Blood-sucking parasite warning goes out to walkers on the South Downs

Walkers are being warned of the danger of picking up blood-sucking ticks which could cause a devastating disease.

Tuesday, 9th July 2019, 9:08 am

A warning sign is in place in Glynde on a field gate, in Ranscombe Lane, which leads to the popular Mount Caburn and Bible Bottom walk on The Downs.

The sign states that ticks are known to be present in the area and advises walkers to wear light coloured trousers and tuck their trouser bottoms into their socks.

Ticks, can occasionally be infected by Lyme Disease, which they pick up from livestock. The disease can result in debilitating flu-like symptoms which can last for years.
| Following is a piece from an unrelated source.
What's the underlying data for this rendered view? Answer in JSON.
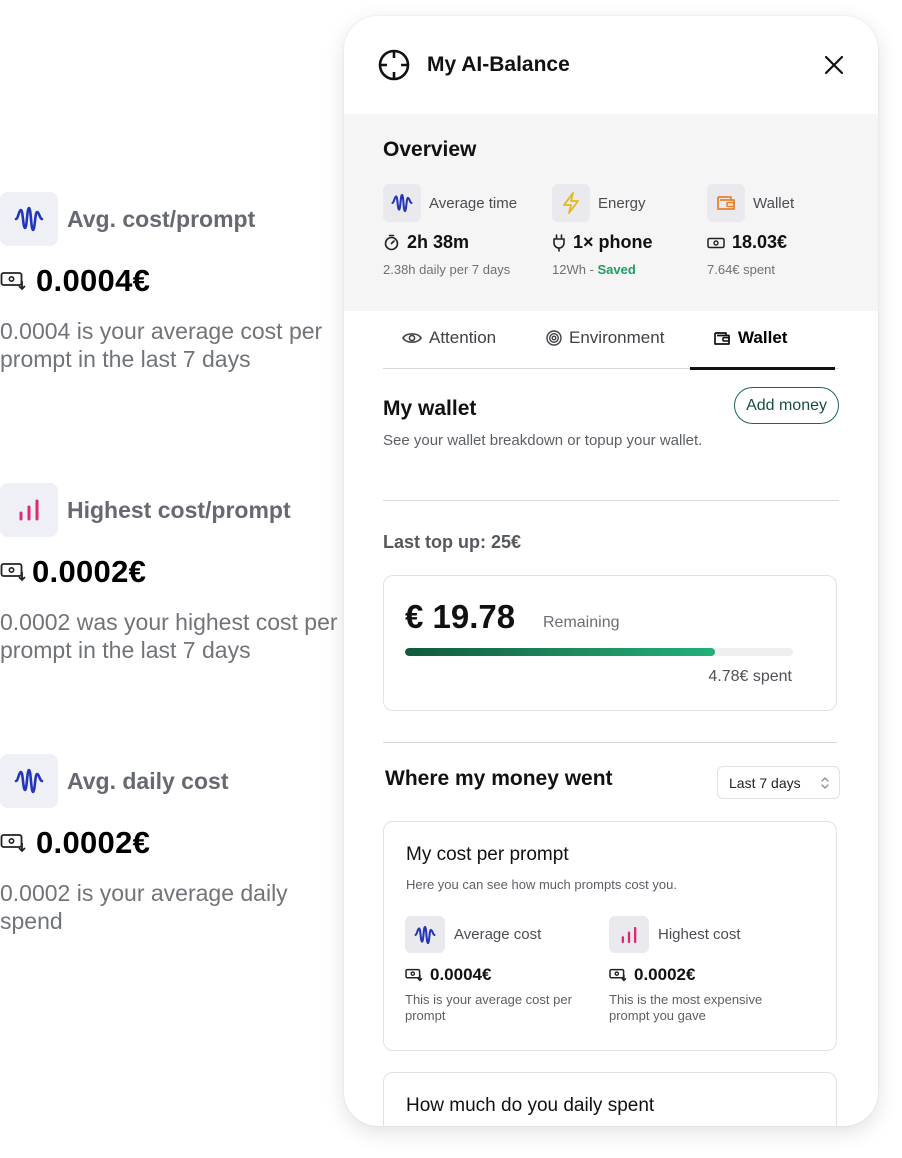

Ticks are tiny spider-like creatures likely to be found in longer grass or woodland, which attach themselves to bare flesh when people brush by.

Once a tick bites into the skin, it feeds on blood for a few days before dropping off.

Many people with early symptoms of Lyme disease develop a circular red skin rash around a tick bite.

The rash can appear up to three months after being bitten by a tick and usually lasts for several weeks. Most rashes appear within the first four weeks. The skin will be red and the edges may feel slightly raised.

Not everyone with Lyme disease gets the rash. Some people also have flu-like symptoms in the early stages, such as: a high temperature, or feeling hot and shivery, headaches, muscle and joint pain, tiredness and loss of energy.

Only a small number of ticks are infected with the bacteria that cause Lyme disease. A tick bite can only cause Lyme disease in humans if the tick has already bitten an infected animal.

But it’s still important to be aware of ticks and to safely remove them as soon as possible, just in case.

Ticks that may cause Lyme disease are found all over the UK, but high-risk areas include grassy and wooded areas in southern England and the Scottish Highlands.

Tick bites aren’t always painful. You may not notice a tick unless you see it on your skin. Regularly check your skin and your children’s or pets’ skin after being outdoors.

To remove a tick safely, use fine-tipped tweezers or a tick-removal tool – you can buy these from some pharmacies, vets and pet shops.

Grasp the tick as close to the skin as possible and slowly pull upwards, taking care not to squeeze or crush the tick. Dispose of it when you’ve removed it. Clean the bite with antiseptic or soap and water.

NHS advice is that you should see a GP if you have been bitten by a tick or visited an area in the past month where infected ticks are found and you get: flu-like symptoms – such as feeling hot and shivery, headaches, aching muscles or feeling sick, or a circular red rash Tell them if you’ve been in forests or grassy areas.

To reduce the risk of being bitten: cover your skin while walking outdoors and tuck your trousers into your socks; use insect repellent on your clothes and skin – products containing DEET are best; stick to paths whenever possible; wear light-coloured clothing so ticks are easier to spot and brush off.